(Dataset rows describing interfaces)
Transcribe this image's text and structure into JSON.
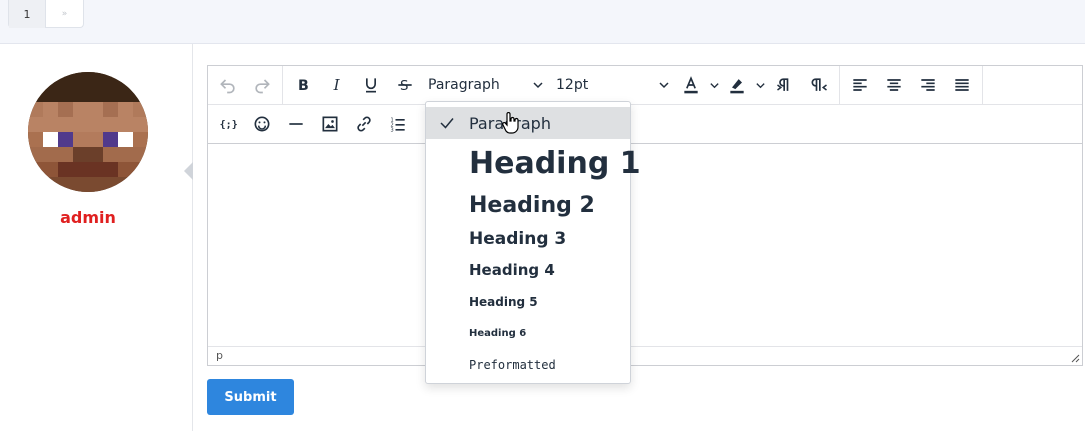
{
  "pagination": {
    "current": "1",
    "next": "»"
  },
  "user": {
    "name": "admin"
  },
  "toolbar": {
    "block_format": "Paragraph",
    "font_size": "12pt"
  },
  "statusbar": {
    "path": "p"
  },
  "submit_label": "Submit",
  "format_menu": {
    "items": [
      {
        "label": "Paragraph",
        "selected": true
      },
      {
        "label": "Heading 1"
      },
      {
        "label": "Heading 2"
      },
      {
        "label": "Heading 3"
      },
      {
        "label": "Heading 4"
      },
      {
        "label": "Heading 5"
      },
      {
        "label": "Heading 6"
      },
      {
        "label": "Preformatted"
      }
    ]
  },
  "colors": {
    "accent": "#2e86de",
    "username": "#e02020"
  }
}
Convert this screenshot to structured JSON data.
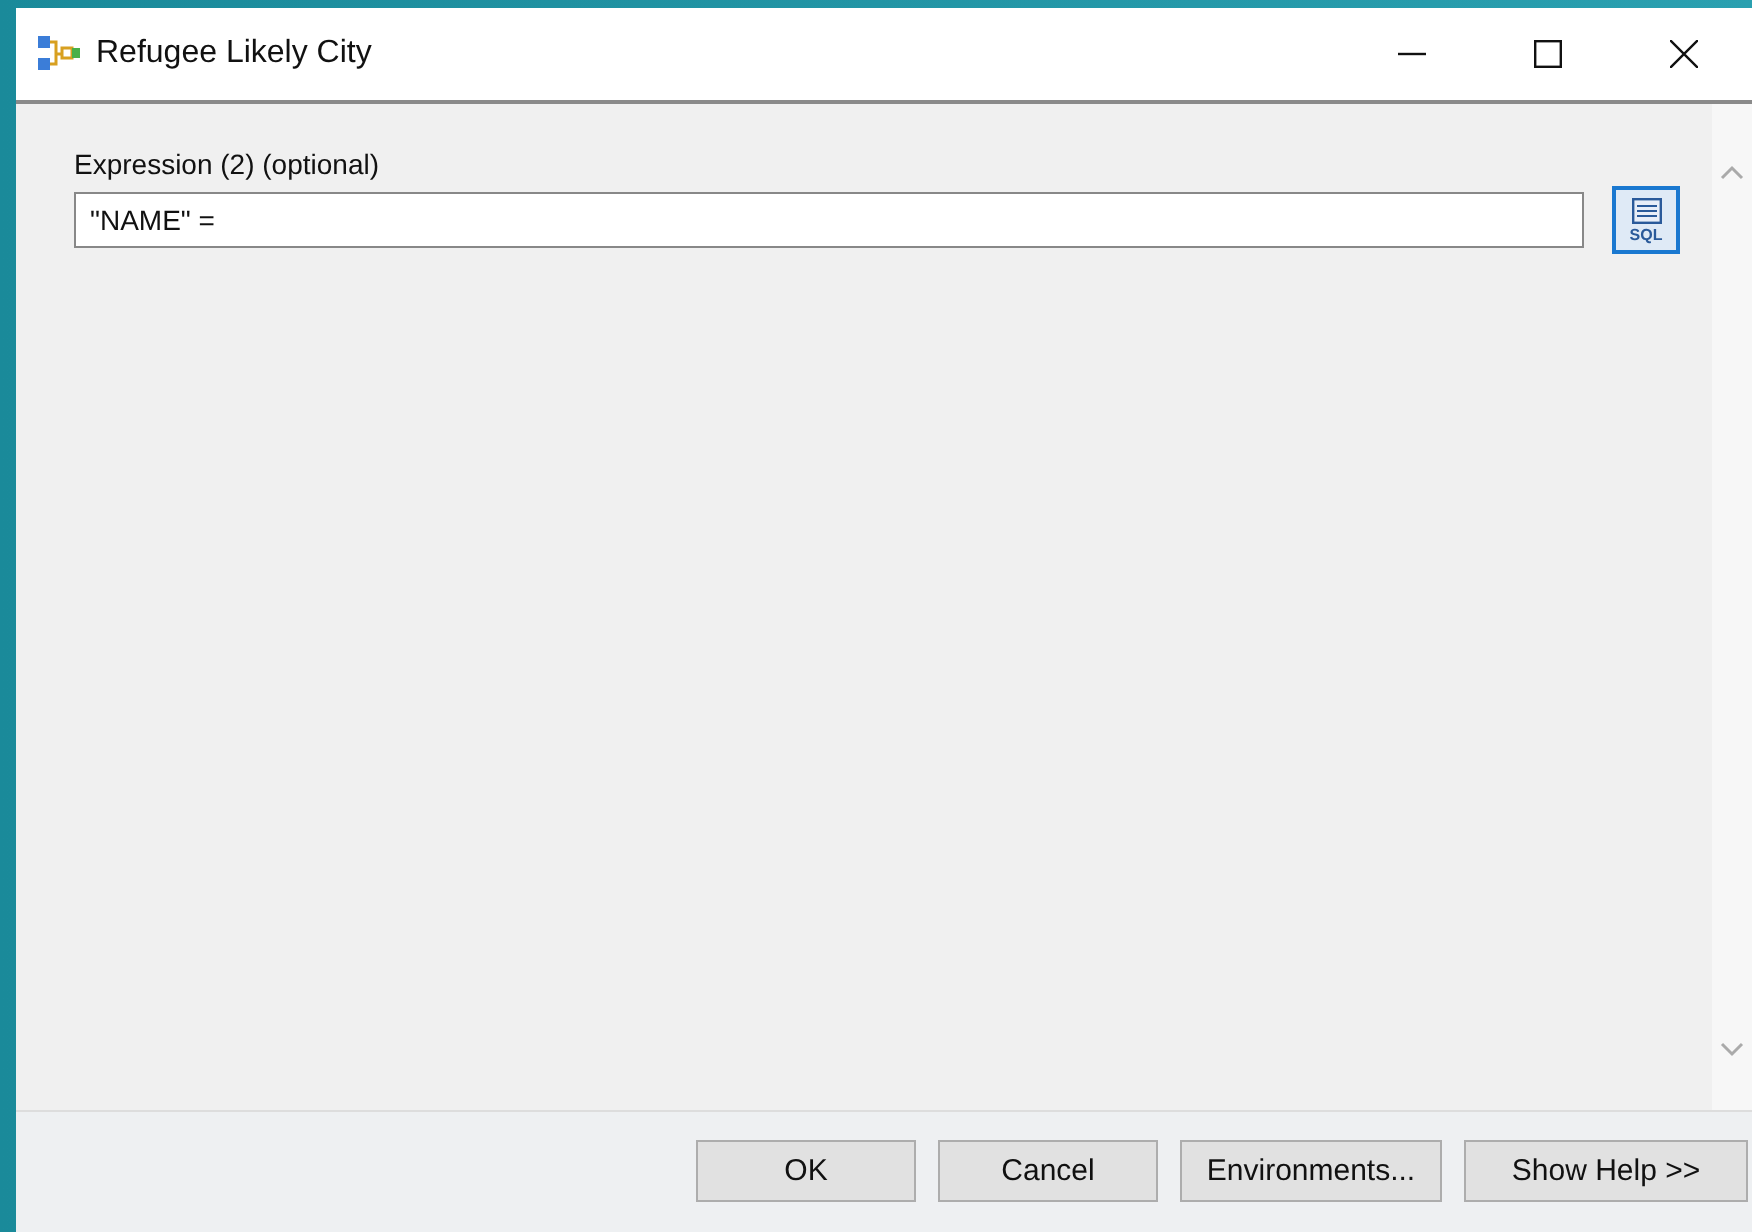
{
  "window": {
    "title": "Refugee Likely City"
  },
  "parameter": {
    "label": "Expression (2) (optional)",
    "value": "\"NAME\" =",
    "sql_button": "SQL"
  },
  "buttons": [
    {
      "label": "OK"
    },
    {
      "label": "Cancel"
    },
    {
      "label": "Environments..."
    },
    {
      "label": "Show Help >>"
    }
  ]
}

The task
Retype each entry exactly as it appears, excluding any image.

Response
Transcribe this image's text and structure into JSON.
{
  "pagination": {
    "current": "1",
    "next": "»"
  },
  "user": {
    "name": "admin"
  },
  "toolbar": {
    "block_format": "Paragraph",
    "font_size": "12pt"
  },
  "statusbar": {
    "path": "p"
  },
  "submit_label": "Submit",
  "format_menu": {
    "items": [
      {
        "label": "Paragraph",
        "selected": true
      },
      {
        "label": "Heading 1"
      },
      {
        "label": "Heading 2"
      },
      {
        "label": "Heading 3"
      },
      {
        "label": "Heading 4"
      },
      {
        "label": "Heading 5"
      },
      {
        "label": "Heading 6"
      },
      {
        "label": "Preformatted"
      }
    ]
  },
  "colors": {
    "accent": "#2e86de",
    "username": "#e02020"
  }
}
Convert this screenshot to structured JSON data.
{
  "window": {
    "title": "Refugee Likely City"
  },
  "parameter": {
    "label": "Expression (2) (optional)",
    "value": "\"NAME\" =",
    "sql_button": "SQL"
  },
  "buttons": [
    {
      "label": "OK"
    },
    {
      "label": "Cancel"
    },
    {
      "label": "Environments..."
    },
    {
      "label": "Show Help >>"
    }
  ]
}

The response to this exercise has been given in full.